This work was supported by the National Science Foundation (CHE0070122), the Robert A. Welch Foundation and the Center for Materials Chemistry of the University of Texas. We gratefully acknowledge Prof. S. E. Webber for allowing us to use SPEX Fluorolog-τ2 spectrofluorometer and GPC facilities in his laboratory. The FTIR data were gathered using the facilities of the Center of Nano- and Molecular (CNM) Science and Technology of the University of Texas. We grateful acknowledge useful discussions with Barry Young, VP and CFO of DisplaySearch Corp.
On the Origin of Green Emission in Polyfluorene Polymers: The Roles of Thermal Oxidation Degradation and Crosslinking†
Article first published online: 2 SEP 2004
Copyright © 2004 WILEY-VCH Verlag GmbH & Co. KGaA, Weinheim
Advanced Functional Materials

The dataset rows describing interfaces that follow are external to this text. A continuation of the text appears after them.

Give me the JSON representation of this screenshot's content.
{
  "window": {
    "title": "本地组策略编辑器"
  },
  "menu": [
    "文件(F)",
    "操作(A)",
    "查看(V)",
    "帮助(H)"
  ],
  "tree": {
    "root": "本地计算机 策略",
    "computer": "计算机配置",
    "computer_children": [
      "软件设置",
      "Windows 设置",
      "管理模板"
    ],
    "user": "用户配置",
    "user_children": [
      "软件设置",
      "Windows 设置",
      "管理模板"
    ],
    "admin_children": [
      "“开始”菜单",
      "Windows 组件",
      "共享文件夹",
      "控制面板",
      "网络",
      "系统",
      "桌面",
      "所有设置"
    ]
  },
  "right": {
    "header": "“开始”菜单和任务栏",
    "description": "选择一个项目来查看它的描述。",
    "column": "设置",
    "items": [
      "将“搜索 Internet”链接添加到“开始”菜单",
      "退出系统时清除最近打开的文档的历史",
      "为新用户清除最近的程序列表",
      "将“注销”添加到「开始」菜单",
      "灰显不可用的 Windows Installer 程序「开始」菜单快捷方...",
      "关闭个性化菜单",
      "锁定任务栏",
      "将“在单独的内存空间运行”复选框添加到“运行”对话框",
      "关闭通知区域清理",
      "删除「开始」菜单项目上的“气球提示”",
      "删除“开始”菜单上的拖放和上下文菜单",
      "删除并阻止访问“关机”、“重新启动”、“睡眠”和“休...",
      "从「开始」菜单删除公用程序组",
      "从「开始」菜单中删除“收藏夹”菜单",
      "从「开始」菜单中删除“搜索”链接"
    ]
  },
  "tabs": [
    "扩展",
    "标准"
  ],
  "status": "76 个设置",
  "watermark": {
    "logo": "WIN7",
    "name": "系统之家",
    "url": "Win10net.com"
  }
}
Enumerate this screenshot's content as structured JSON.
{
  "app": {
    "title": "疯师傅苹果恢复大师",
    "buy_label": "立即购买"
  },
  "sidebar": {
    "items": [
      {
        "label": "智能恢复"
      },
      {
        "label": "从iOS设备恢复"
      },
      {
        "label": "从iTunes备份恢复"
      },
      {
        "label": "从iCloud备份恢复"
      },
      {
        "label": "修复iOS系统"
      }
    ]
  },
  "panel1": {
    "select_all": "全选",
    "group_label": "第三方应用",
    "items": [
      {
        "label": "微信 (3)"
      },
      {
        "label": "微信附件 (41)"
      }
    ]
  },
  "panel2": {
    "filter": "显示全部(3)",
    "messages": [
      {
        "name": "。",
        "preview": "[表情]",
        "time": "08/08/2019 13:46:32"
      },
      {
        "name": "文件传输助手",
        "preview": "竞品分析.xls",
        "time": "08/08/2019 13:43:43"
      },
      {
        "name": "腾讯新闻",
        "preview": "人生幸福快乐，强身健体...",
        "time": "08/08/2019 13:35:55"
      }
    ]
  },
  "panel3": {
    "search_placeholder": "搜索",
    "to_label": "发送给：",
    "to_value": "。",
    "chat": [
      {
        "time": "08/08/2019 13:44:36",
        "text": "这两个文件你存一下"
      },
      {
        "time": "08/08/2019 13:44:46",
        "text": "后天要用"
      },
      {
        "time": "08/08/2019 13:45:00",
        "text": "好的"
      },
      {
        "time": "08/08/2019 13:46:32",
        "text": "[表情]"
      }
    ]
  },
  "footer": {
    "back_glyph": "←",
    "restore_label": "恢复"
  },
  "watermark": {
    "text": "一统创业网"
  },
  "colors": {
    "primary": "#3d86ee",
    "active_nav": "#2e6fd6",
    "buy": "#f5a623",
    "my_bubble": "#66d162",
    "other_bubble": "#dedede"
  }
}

Volume 14, Issue 8, pages 783–790, August, 2004
How to Cite
Zhao, W., Cao, T. and White, J. M. (2004), On the Origin of Green Emission in Polyfluorene Polymers: The Roles of Thermal Oxidation Degradation and Crosslinking. Adv. Funct. Mater., 14: 783–790. doi: 10.1002/adfm.200305173

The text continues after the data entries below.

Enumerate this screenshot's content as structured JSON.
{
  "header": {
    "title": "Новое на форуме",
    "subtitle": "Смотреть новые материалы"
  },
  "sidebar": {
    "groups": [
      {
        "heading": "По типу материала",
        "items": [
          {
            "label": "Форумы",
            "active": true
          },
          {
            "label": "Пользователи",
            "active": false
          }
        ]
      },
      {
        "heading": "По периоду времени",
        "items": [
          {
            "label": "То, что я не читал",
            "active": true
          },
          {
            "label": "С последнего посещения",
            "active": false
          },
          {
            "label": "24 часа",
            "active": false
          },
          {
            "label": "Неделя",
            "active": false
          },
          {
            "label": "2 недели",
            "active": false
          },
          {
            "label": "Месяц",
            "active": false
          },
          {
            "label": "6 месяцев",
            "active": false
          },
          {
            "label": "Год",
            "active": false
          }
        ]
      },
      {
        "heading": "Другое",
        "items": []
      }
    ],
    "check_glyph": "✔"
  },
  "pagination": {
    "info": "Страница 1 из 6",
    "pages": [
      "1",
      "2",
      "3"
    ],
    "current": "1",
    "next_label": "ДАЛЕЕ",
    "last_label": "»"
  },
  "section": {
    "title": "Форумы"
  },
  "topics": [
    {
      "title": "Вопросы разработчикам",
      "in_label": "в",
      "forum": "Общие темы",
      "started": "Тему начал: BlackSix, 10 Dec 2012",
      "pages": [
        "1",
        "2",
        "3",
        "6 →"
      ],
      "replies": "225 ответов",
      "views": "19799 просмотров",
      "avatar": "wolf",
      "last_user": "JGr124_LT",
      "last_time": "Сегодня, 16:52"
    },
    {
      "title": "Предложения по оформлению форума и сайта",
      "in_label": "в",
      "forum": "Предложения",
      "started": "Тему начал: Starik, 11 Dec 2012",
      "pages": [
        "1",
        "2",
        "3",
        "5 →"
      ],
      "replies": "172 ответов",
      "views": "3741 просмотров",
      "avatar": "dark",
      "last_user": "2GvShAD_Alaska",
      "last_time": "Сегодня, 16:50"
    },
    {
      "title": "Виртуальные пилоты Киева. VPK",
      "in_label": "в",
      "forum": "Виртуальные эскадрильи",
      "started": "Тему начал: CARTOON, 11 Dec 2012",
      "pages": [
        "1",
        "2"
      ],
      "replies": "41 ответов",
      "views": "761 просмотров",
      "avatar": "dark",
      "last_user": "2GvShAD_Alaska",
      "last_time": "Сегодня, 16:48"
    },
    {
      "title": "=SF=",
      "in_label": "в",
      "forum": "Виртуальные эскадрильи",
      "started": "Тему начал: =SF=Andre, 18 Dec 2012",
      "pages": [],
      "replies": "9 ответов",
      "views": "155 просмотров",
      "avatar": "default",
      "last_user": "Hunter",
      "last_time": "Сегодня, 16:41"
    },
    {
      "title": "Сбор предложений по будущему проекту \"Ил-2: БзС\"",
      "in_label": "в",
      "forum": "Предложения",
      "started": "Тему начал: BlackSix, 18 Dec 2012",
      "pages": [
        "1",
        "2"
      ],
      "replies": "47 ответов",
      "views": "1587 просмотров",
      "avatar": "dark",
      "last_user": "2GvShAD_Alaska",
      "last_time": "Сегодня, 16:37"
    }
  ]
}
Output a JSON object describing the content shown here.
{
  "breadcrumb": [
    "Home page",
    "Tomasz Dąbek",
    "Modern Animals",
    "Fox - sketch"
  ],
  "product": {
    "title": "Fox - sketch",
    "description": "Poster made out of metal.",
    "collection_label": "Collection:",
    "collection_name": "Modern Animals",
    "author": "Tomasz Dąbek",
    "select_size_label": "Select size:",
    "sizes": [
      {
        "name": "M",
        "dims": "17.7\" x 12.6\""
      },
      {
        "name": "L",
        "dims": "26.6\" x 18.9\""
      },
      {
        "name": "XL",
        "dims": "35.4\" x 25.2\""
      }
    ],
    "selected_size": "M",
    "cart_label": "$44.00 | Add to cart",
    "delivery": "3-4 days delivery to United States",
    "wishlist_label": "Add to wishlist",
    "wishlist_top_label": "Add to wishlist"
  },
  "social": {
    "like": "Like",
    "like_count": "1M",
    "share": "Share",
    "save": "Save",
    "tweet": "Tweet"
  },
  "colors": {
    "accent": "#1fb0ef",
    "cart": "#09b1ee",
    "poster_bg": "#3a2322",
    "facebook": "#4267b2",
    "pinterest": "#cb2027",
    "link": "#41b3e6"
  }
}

- Issue published online: 2 SEP 2004
- Article first published online: 2 SEP 2004
- Manuscript Accepted: 31 MAR 2004
- Manuscript Received: 12 DEC 2003

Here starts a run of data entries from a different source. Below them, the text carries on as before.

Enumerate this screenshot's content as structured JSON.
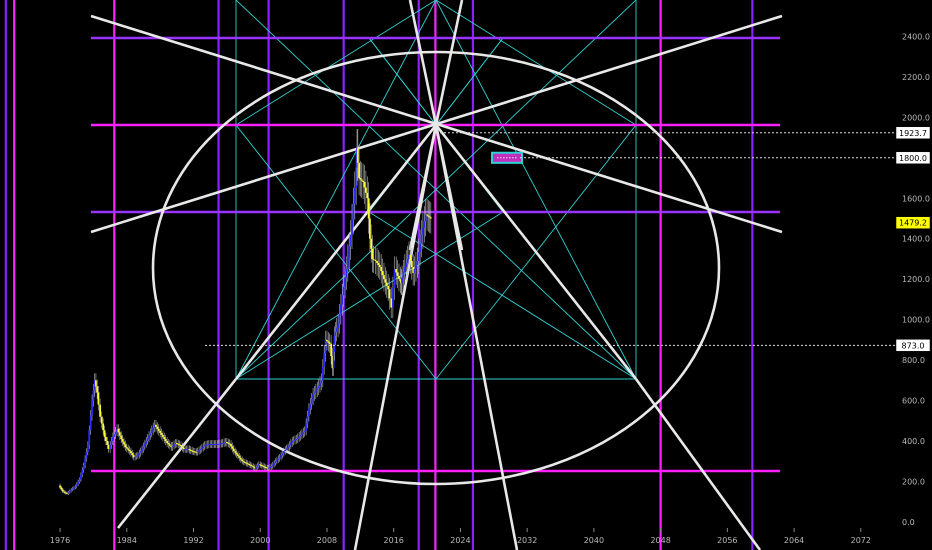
{
  "chart_data": {
    "type": "bar",
    "title": "",
    "xlabel": "",
    "ylabel": "",
    "x_ticks": [
      "1976",
      "1984",
      "1992",
      "2000",
      "2008",
      "2016",
      "2024",
      "2032",
      "2040",
      "2048",
      "2056",
      "2064",
      "2072"
    ],
    "y_ticks": [
      "0.0",
      "200.0",
      "400.0",
      "600.0",
      "800.0",
      "1000.0",
      "1200.0",
      "1400.0",
      "1600.0",
      "1800.0",
      "2000.0",
      "2200.0",
      "2400.0"
    ],
    "xlim": [
      1968.8,
      2075.5
    ],
    "ylim": [
      -30,
      2580
    ],
    "price_labels": [
      {
        "value": 1923.7,
        "text": "1923.7",
        "style": "box"
      },
      {
        "value": 1800.0,
        "text": "1800.0",
        "style": "box"
      },
      {
        "value": 1479.2,
        "text": "1479.2",
        "style": "highlight"
      },
      {
        "value": 873.0,
        "text": "873.0",
        "style": "box"
      }
    ],
    "price_series": {
      "name": "",
      "up_color": "#2b2bff",
      "down_color": "#ffff33",
      "points": [
        [
          1976.0,
          180
        ],
        [
          1976.5,
          150
        ],
        [
          1977.0,
          140
        ],
        [
          1977.5,
          160
        ],
        [
          1978.0,
          175
        ],
        [
          1978.5,
          210
        ],
        [
          1979.0,
          280
        ],
        [
          1979.5,
          380
        ],
        [
          1980.0,
          600
        ],
        [
          1980.3,
          700
        ],
        [
          1980.6,
          640
        ],
        [
          1981.0,
          520
        ],
        [
          1981.5,
          420
        ],
        [
          1982.0,
          360
        ],
        [
          1982.5,
          420
        ],
        [
          1983.0,
          460
        ],
        [
          1983.5,
          410
        ],
        [
          1984.0,
          370
        ],
        [
          1984.5,
          350
        ],
        [
          1985.0,
          320
        ],
        [
          1985.5,
          330
        ],
        [
          1986.0,
          360
        ],
        [
          1986.5,
          400
        ],
        [
          1987.0,
          440
        ],
        [
          1987.5,
          480
        ],
        [
          1988.0,
          450
        ],
        [
          1988.5,
          420
        ],
        [
          1989.0,
          390
        ],
        [
          1989.5,
          370
        ],
        [
          1990.0,
          390
        ],
        [
          1990.5,
          380
        ],
        [
          1991.0,
          360
        ],
        [
          1991.5,
          360
        ],
        [
          1992.0,
          350
        ],
        [
          1992.5,
          345
        ],
        [
          1993.0,
          360
        ],
        [
          1993.5,
          380
        ],
        [
          1994.0,
          385
        ],
        [
          1994.5,
          385
        ],
        [
          1995.0,
          385
        ],
        [
          1995.5,
          388
        ],
        [
          1996.0,
          395
        ],
        [
          1996.5,
          385
        ],
        [
          1997.0,
          350
        ],
        [
          1997.5,
          325
        ],
        [
          1998.0,
          300
        ],
        [
          1998.5,
          290
        ],
        [
          1999.0,
          280
        ],
        [
          1999.5,
          265
        ],
        [
          2000.0,
          285
        ],
        [
          2000.5,
          275
        ],
        [
          2001.0,
          265
        ],
        [
          2001.5,
          275
        ],
        [
          2002.0,
          300
        ],
        [
          2002.5,
          320
        ],
        [
          2003.0,
          350
        ],
        [
          2003.5,
          370
        ],
        [
          2004.0,
          400
        ],
        [
          2004.5,
          410
        ],
        [
          2005.0,
          430
        ],
        [
          2005.5,
          450
        ],
        [
          2006.0,
          560
        ],
        [
          2006.5,
          630
        ],
        [
          2007.0,
          660
        ],
        [
          2007.5,
          700
        ],
        [
          2008.0,
          900
        ],
        [
          2008.5,
          880
        ],
        [
          2008.8,
          760
        ],
        [
          2009.0,
          920
        ],
        [
          2009.5,
          980
        ],
        [
          2010.0,
          1120
        ],
        [
          2010.5,
          1250
        ],
        [
          2011.0,
          1420
        ],
        [
          2011.5,
          1650
        ],
        [
          2011.7,
          1850
        ],
        [
          2012.0,
          1700
        ],
        [
          2012.5,
          1680
        ],
        [
          2013.0,
          1600
        ],
        [
          2013.3,
          1400
        ],
        [
          2013.6,
          1300
        ],
        [
          2014.0,
          1290
        ],
        [
          2014.5,
          1260
        ],
        [
          2015.0,
          1200
        ],
        [
          2015.5,
          1150
        ],
        [
          2015.9,
          1060
        ],
        [
          2016.3,
          1250
        ],
        [
          2016.8,
          1200
        ],
        [
          2017.0,
          1180
        ],
        [
          2017.5,
          1260
        ],
        [
          2018.0,
          1320
        ],
        [
          2018.5,
          1230
        ],
        [
          2019.0,
          1290
        ],
        [
          2019.5,
          1420
        ],
        [
          2020.0,
          1520
        ],
        [
          2020.6,
          1500
        ]
      ]
    },
    "geometry_overlay": {
      "colors": {
        "circle": "#e8e8e8",
        "rays": "#e8e8e8",
        "thin_lines": "#2fd0d0",
        "h_magenta": "#ff20ff",
        "h_purple": "#9a33ff",
        "v_magenta": "#ff20ff",
        "v_purple": "#8a22ff",
        "highlight_label": "#ffff00",
        "target_box": "#2fd0d0",
        "target_fill": "#c02fc0"
      }
    }
  }
}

- Green-light emitters;
The green emission of poly(9,9′′-dioctylfluorenyl-2,7′′-diyl), end-capped by polyhedral oligomeric silsequioxanes, (PFO-POSS) has been investigated by photoluminescence (PL) and photoexcitation (PE), gel permeation chromatography (GPC), and transmission Fourier transform infrared (FTIR) spectroscopy. The green emission is closely correlated with thermal oxidation degradation and crosslinking of the polymer and is enhanced by annealing at elevated temperatures. The green-to-blue emission intensity ratio, used to assess the emission properties of thin (90 nm) films, was 3.70, 4.35, and 1.54 for an air-annealed film, its insoluble residue (crosslinked), and a film cast from its soluble portion, respectively. For thick (5–6 μm) film, the ratios are 13.33, 13.33, and 0.79, respectively. However, FTIR spectroscopy of thick films leads to the conclusion that the carbonyl-to-aromatic ring concentration ratio are 0.018, 0.015, and 0.032, respectively. Focusing on the recast films, the green emission is relatively low while the carbonyl concentration is relatively high. This suggests that the energy traps at crosslinked chains play an important role in green emission. It is likely that the crosslinking enhances the excitation energy migration and energy transfer to the defects by hindering chain segment twisting.